He came to her, could be with her forever, here in the shadows. She thought again of her children, grown, gone, only present in her memory. She thought of the man whose name she had borne, and of all the blazing, healing summers she had wasted.
The tiny puffs of air rising above her lover’s mouth stopped. Started. Stopped.
Suddenly she felt the weight of his hand on hers, and she knew the waiting was over. She had only to lie here, quiet, as he sipped from the bright shadows of his world into the world her memory had built. They lay in a place between, neither one thing nor another. She could let him be, hold out her arms, and welcome him into the quiet shadows, watch him shed the years like a snake sheds its skin. They would be young together, as they never had been. She thought of that, watched his face smooth and tighten, watched the age spots fade from his hands.
And then she felt it, felt herself slipping away even as the thing that had bound her to life—waiting—ended.
Suddenly she saw the lie of it. They would not be together. They would both be lost. She realized the truth: she had waited because she loved him, had loved him always, because she had promised, and when you loved, you kept your promises. But in the end, everything dies. Even Love. In the end, she had forgotten how to love; only her promise had bound her.
She thought again of hot summer days, of warm brown eyes, of muddy children, and suddenly she remembered what she had forgotten, the flood of love, the joy of shared laughter, the pounding blood in her veins.
And in that moment, as he lay beside her, close enough to touch, his body firm and solid under her hand, she did the only thing love could do. She seized his hand, squeezed as hard as she could, and thrust him back, back, toward the bright August days, the red-headed children, the ripening wheat, the fertile earth.
His eyes flipped open as he felt her thrust him back into life, as he felt the newly remembered love that threatened to split her soul. And then he did the only thing that love could do.
He seized her hand as hard as he could and yanked her back with him.
She lay stunned on the bed. Rough. Dust. Mice. Her chest heaved. Her lungs jerked. Her heart leaped, leaped again, settled into a steady rhythm. She gasped. Air seared. She choked, coughed, gagged on the dust swirling around them. She rolled to her side, curled up, coughed as though her lungs would explode. At last she caught her breath—her breath! He sat beside her, a grimy glass in his brown, worn hand. She took it, lifted it easily, sipped. It tasted of iron and dirt sitting in pipes. It tasted wonderful.

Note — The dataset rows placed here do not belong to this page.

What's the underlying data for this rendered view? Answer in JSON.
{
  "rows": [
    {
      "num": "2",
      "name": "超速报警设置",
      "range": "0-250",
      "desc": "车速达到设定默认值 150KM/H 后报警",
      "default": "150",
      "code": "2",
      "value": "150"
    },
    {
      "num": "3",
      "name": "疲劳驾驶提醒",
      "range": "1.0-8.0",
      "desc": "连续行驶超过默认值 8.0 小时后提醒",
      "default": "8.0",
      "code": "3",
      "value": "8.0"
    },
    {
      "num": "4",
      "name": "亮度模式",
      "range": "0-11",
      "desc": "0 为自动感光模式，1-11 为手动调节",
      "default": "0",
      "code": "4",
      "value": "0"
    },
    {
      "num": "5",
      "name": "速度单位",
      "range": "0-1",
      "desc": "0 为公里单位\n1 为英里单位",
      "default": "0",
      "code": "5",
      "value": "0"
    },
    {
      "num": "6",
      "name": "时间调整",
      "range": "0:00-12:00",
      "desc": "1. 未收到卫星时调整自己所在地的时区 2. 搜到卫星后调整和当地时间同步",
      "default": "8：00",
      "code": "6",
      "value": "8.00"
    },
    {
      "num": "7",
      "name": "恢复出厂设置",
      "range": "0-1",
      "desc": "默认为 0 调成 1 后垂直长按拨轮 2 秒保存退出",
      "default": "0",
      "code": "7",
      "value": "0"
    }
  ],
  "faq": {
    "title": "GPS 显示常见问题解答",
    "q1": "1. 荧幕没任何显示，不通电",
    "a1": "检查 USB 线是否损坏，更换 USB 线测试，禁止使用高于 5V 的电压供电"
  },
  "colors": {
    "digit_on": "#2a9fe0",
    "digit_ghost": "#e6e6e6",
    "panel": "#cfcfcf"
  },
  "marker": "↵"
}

She wiped her mouth with the back of her hand. The bed gave under her. His arms, strong, heavy, muscular, came around her.
She leaned into him, clutched him, and suddenly she was weeping a storm of tears, a lifetime of them.
“How?” she asked. “How?”
“I don’t know,” he said., “and I don’t care.” And his arms tightened around her until she thought she might break.
“Neither do I,” she said, and touched his face with her new, radiant hand. Already the shadows were receding. In the morning they would seem like a dream. In a week she would forget they had ever existed.
“Let’s get some sleep,” he said. “Lots to do tomorrow.”
“Not quite yet.” And she leaned forward and kissed his lips, making love to him with her mouth, doing the thing she had waited a lifetime to do.
In the morning she woke to see the sun high and hot in the sky. Footsteps tiptoed past her door. A giggle drifted on the morning breeze.
Fear slammed into her. What had she done? But then she remembered, just in time, just long enough. She had done what love must, and somehow, against all odds, it had come out right.
She slipped out of bed, bent and kissed the tall, strong worn man who slept in her bed, and went to fix breakfast for her children.